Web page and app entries
##########

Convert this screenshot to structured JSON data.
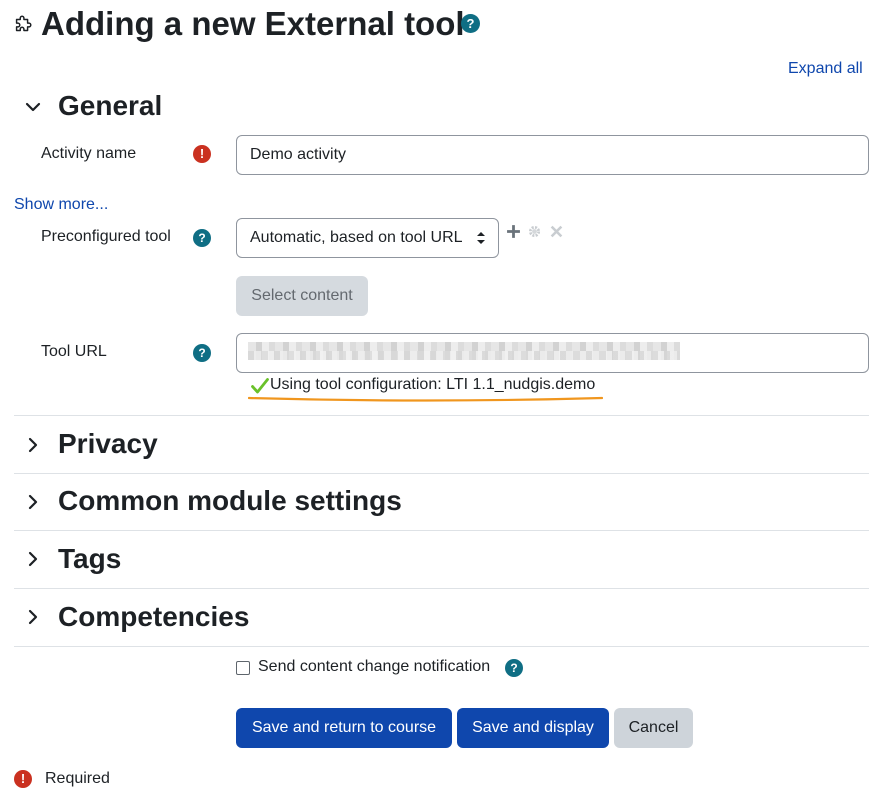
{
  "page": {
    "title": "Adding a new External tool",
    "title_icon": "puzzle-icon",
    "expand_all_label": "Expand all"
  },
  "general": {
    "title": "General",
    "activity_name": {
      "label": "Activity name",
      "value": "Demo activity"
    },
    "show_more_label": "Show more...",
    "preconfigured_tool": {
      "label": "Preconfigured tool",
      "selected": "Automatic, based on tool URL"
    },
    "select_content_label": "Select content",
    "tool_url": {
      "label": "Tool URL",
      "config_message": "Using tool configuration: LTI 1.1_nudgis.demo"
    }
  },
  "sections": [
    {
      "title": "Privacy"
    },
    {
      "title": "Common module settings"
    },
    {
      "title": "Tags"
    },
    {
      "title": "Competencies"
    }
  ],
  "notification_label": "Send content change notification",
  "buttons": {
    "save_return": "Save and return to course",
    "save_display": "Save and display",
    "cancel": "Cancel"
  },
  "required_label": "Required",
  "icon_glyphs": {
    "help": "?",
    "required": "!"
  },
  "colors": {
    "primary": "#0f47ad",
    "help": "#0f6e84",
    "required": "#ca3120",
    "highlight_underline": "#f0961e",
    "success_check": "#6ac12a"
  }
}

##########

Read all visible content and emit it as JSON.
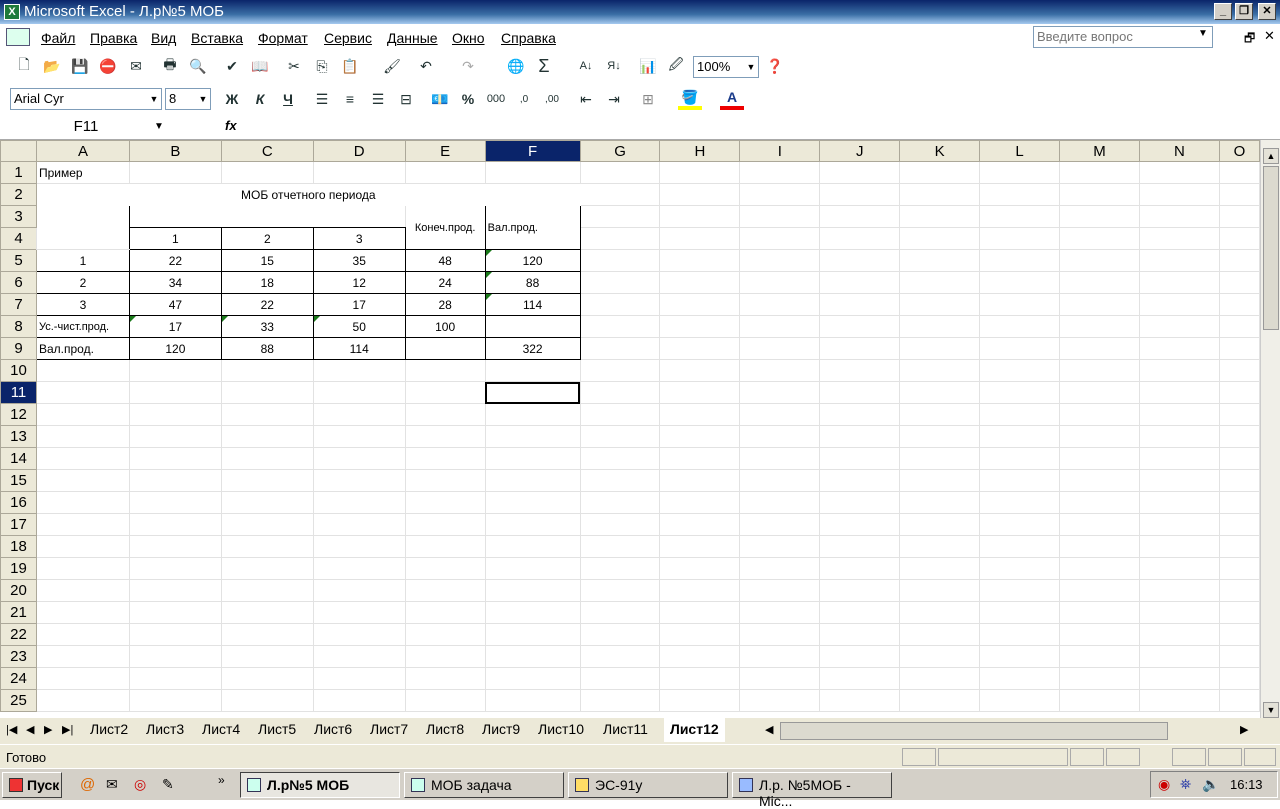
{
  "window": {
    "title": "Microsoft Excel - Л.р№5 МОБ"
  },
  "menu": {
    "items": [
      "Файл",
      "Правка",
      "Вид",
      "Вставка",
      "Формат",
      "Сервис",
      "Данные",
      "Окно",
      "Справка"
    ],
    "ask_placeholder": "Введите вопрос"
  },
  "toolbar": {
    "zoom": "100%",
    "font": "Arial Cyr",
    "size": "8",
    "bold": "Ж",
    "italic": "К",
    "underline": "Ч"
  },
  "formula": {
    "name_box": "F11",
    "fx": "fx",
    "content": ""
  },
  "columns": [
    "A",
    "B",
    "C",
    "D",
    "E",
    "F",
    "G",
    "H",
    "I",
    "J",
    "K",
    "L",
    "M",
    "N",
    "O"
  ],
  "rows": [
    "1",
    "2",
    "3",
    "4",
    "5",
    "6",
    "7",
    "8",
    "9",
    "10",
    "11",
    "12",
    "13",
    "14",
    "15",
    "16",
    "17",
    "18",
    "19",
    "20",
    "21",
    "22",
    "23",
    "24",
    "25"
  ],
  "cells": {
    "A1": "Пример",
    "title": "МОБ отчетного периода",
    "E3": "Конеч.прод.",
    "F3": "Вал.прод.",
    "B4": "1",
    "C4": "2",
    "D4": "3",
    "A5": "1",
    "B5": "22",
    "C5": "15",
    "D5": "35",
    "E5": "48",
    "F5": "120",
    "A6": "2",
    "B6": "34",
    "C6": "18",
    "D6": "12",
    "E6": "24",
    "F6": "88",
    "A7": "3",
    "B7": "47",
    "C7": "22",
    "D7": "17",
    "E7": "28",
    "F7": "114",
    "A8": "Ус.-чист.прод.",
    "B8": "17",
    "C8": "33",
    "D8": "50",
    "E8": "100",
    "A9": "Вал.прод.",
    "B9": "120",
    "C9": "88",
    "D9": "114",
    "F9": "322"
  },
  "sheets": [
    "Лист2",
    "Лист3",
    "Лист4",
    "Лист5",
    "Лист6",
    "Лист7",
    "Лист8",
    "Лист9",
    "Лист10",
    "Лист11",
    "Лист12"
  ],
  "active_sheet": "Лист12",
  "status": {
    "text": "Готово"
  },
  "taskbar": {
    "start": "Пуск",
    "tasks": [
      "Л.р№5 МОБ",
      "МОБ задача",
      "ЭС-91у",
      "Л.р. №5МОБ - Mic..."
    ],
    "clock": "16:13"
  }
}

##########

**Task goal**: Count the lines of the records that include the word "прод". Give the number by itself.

**Task response**: 4